Ever since I pined for a new Starion while I was driving a beige Toyota sedan in high school, I’ve had a great affection for sporty Mitsubishis. That means that I keep my eyes open for such cars while making my appointed junkyard rounds, especially the more obscure machines. Cordia Turbos, Tredia Turbos, Colt Turbos, Conquests, and — of course — interesting variations on the Lancer theme (no, not this kind of Lancer, nor this kind) make up my Mitsubishi junkyard-photography shopping list. Just recently, I spotted this 2005 Lancer Ralliart in a Denver yard, right next to a clean 2006 MINI Cooper S.
The O-Z Rally Edition Lancers sold very well in Colorado, and so I find plenty of them (nearly all missing their original O-Z wheels) in the car graveyards in these parts. Most of the O-Z Lancers came in bright yellow paint. When I spotted a discarded yellow Lancer with special decklid badging, I thought I had run across yet another cool-looking-but-slow, appearance-package Lancer. A closer look (and a VIN check, because car owners “upgrade” with badge swaps all the time) revealed the truth: not a dime-a-dozen O-Z Rally but a genuine, numbers-matching Ralliart!
As a matter of fact, I do find Lancer Evolutions (and Subaru WRXs) in Colorado U-Wrench-type yards, but they’re always so thoroughly crashed and/or gutted that I don’t bother photographing them. The 2005 Ralliart was no Evo, of course, but it came with a 162-horsepower 4G69 2.4-liter straight-four instead of the regular Lancer’s 120-horse 4G94. Throw in the Ralliart’s four-wheel-disc brakes plus its suspension upgrades, add the front seats out of the Japan-market Evolution GTA, and you had a reasonably quick car for just $18,499 (about $25,000 in 2019 dollars).
That was a pretty good deal, at a time when the Dodge Neon SRT-4 cost $20,700, the Chevy Cobalt SS started at $21,995, the Volkswagen 1.8T GTI went for $19,510, and the Honda Civic Si cost $19,220 (though all but the Civic Si boasted more power than the Lancer Ralliart).
A five-speed manual came as standard equipment on the Ralliart, though I fear many (probably most) American buyers chose the optional slushbox. This car has the five-speed. In theory, the powertrain from this car ought to be a not-too-difficult swap into any number of cheap-as-dirt 1980s Dodge/Plymouth Colts, and I hope some Colt-owning junkyard shopper grabs the guts from this car for that purpose.

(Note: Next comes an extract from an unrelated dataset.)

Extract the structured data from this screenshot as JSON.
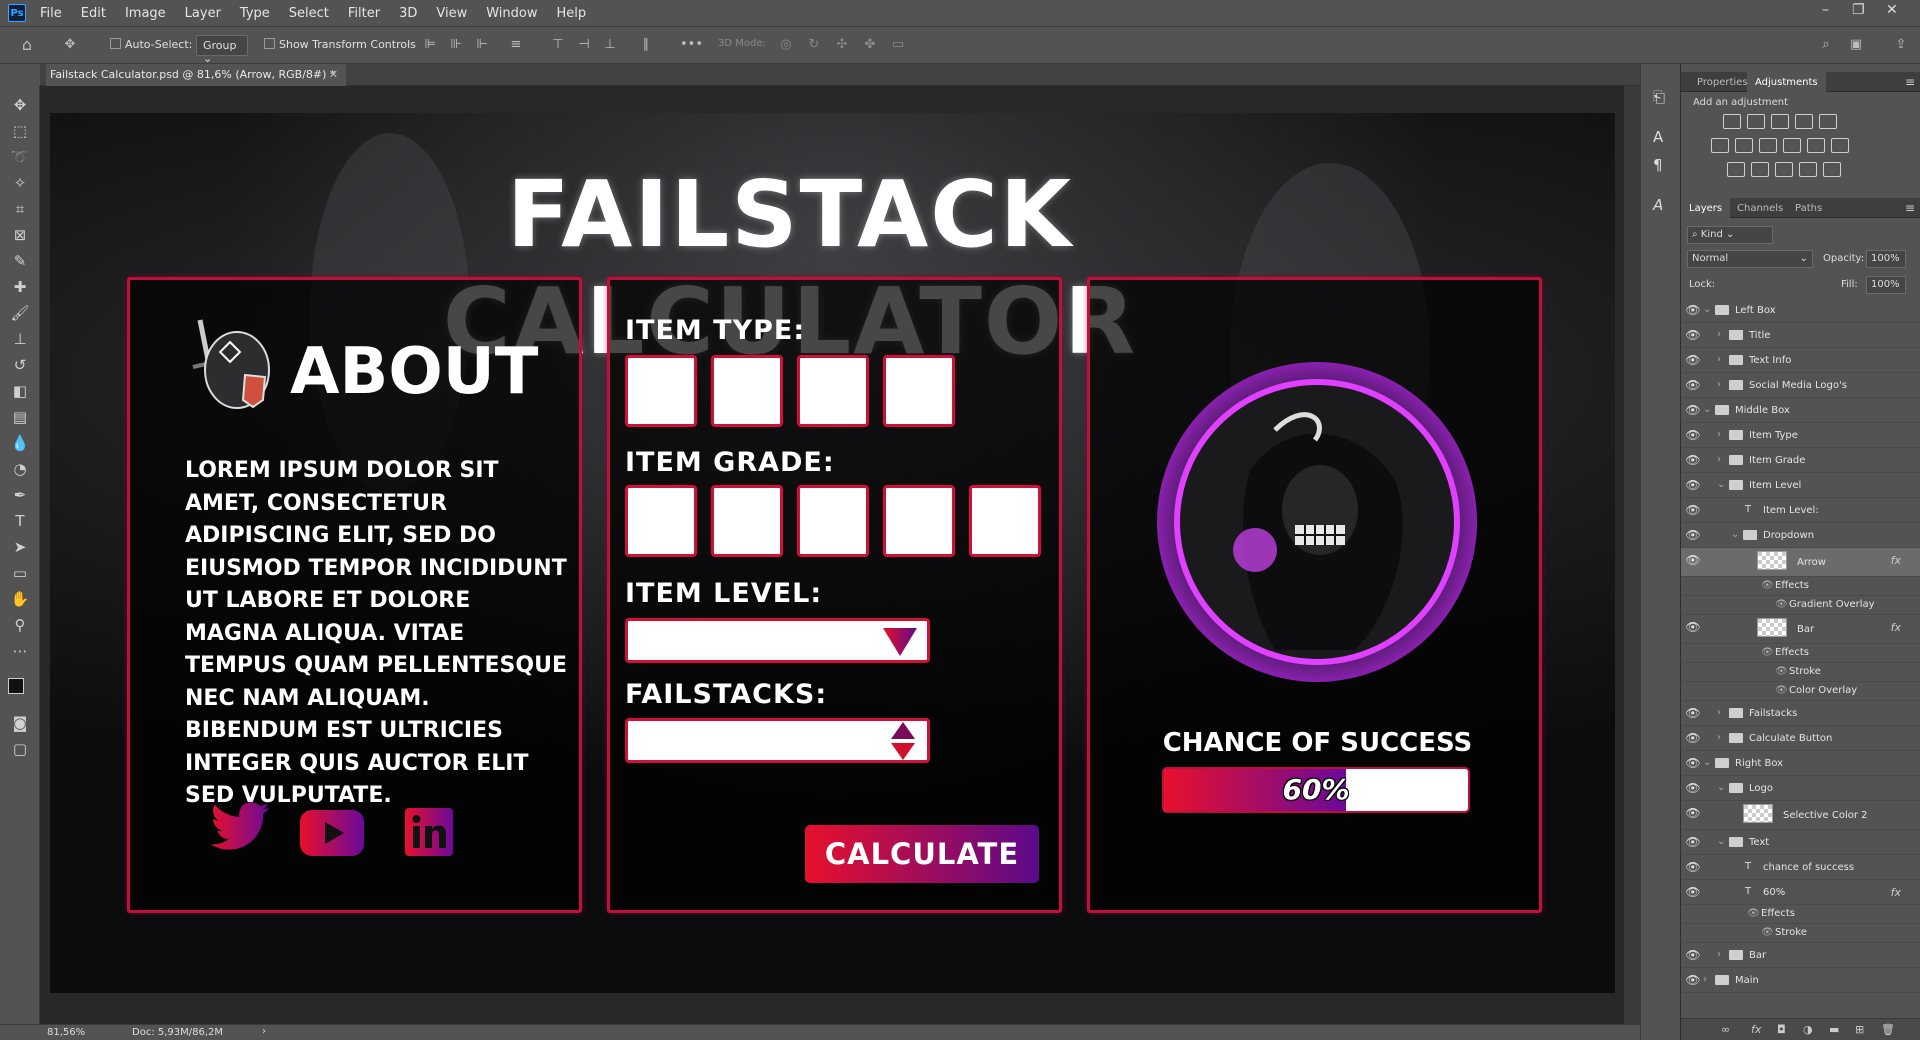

However, the presence of the ignition key in an uncrashed, non-crime-scene junkyard car is a red flag for engine shoppers, because it means that the most likely route to the graveyard involved an insurance total or a dealership trade-in that wouldn’t sell. A blown head gasket, perhaps? Rod knock? Or just brutal depreciation in a region that now loves truck-like vehicles to the exclusion of all else?
Here we see an excruciatingly suburban couple taking their Ralliart grocery-getter through a crowd of admiring-yet-befuddled Tokyo Drift-style import tuners. In reality, those Mitsubishi shoppers would have selected the Outlander over the Ralliart, but that’s what suspension of disbelief is for.